This is not a V-shaped recovery. Adding 1.8 million jobs is not sufficient for any sort of speedy recovery after the astronomical job losses of early spring. The hit to total employment is still larger than the worst of the Great Recession, which, at its nadir, saw payroll employment drop by 6.3%. Progress is being made, but the pace has slowed and there’s still a ways to go.
Unemployment fell and it fell for the best possible reasons. Labor force participation was essentially flat, meaning the drop was a sign of workers actually getting jobs. More enduring forms of unemployment were flat and the core unemployment rate fell for the first time during the pandemic. Joblessness is still tremendously high, but it is moving in the right direction.
At the same time, job growth was not only insufficient, but its distribution is showing some ominous signs. The gains this month were less concentrated in the ravaged leisure and hospitality sector, where employment is still down more than 25% compared to February. Information, a sector not directly affected by the virus, is now the industry that’s taken the third largest cumulative hit.

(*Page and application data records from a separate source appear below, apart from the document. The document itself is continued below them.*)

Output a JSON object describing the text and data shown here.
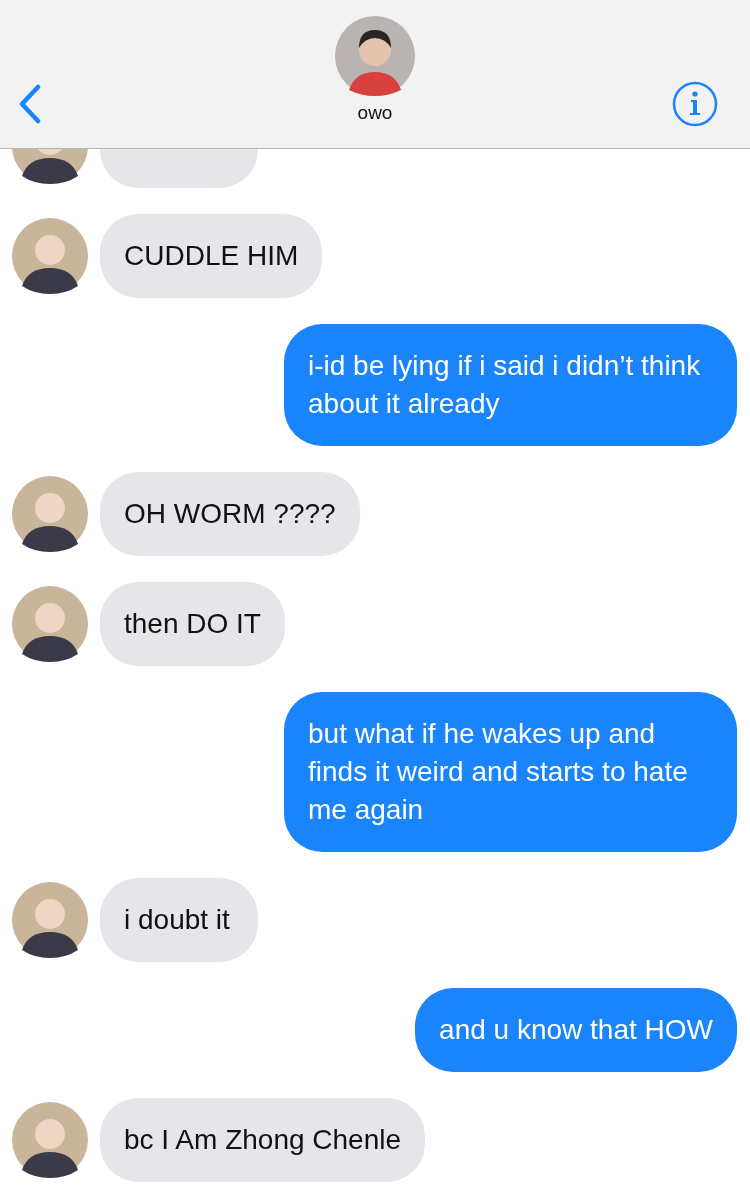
{
  "header": {
    "contact_name": "owo"
  },
  "messages": [
    {
      "kind": "incoming"
    },
    {
      "kind": "incoming",
      "text": "CUDDLE HIM"
    },
    {
      "kind": "outgoing",
      "text": "i-id be lying if i said i didn’t think about it already"
    },
    {
      "kind": "incoming",
      "text": "OH WORM ????"
    },
    {
      "kind": "incoming",
      "text": "then DO IT"
    },
    {
      "kind": "outgoing",
      "text": "but what if he wakes up and finds it weird and starts to hate me again"
    },
    {
      "kind": "incoming",
      "text": "i doubt it"
    },
    {
      "kind": "outgoing",
      "text": "and u know that HOW"
    },
    {
      "kind": "incoming",
      "text": "bc I Am Zhong Chenle"
    }
  ]
}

The progress is encouraging, but let’s not lose sight of where we currently are. By both the unemployment rate and the cumulative hit to employment, the current labor market crisis is worse than the Great Recession, a supposedly once-in-a-generation economic crisis. Until the virus is under control, a full and sustained recovery will remain out of reach.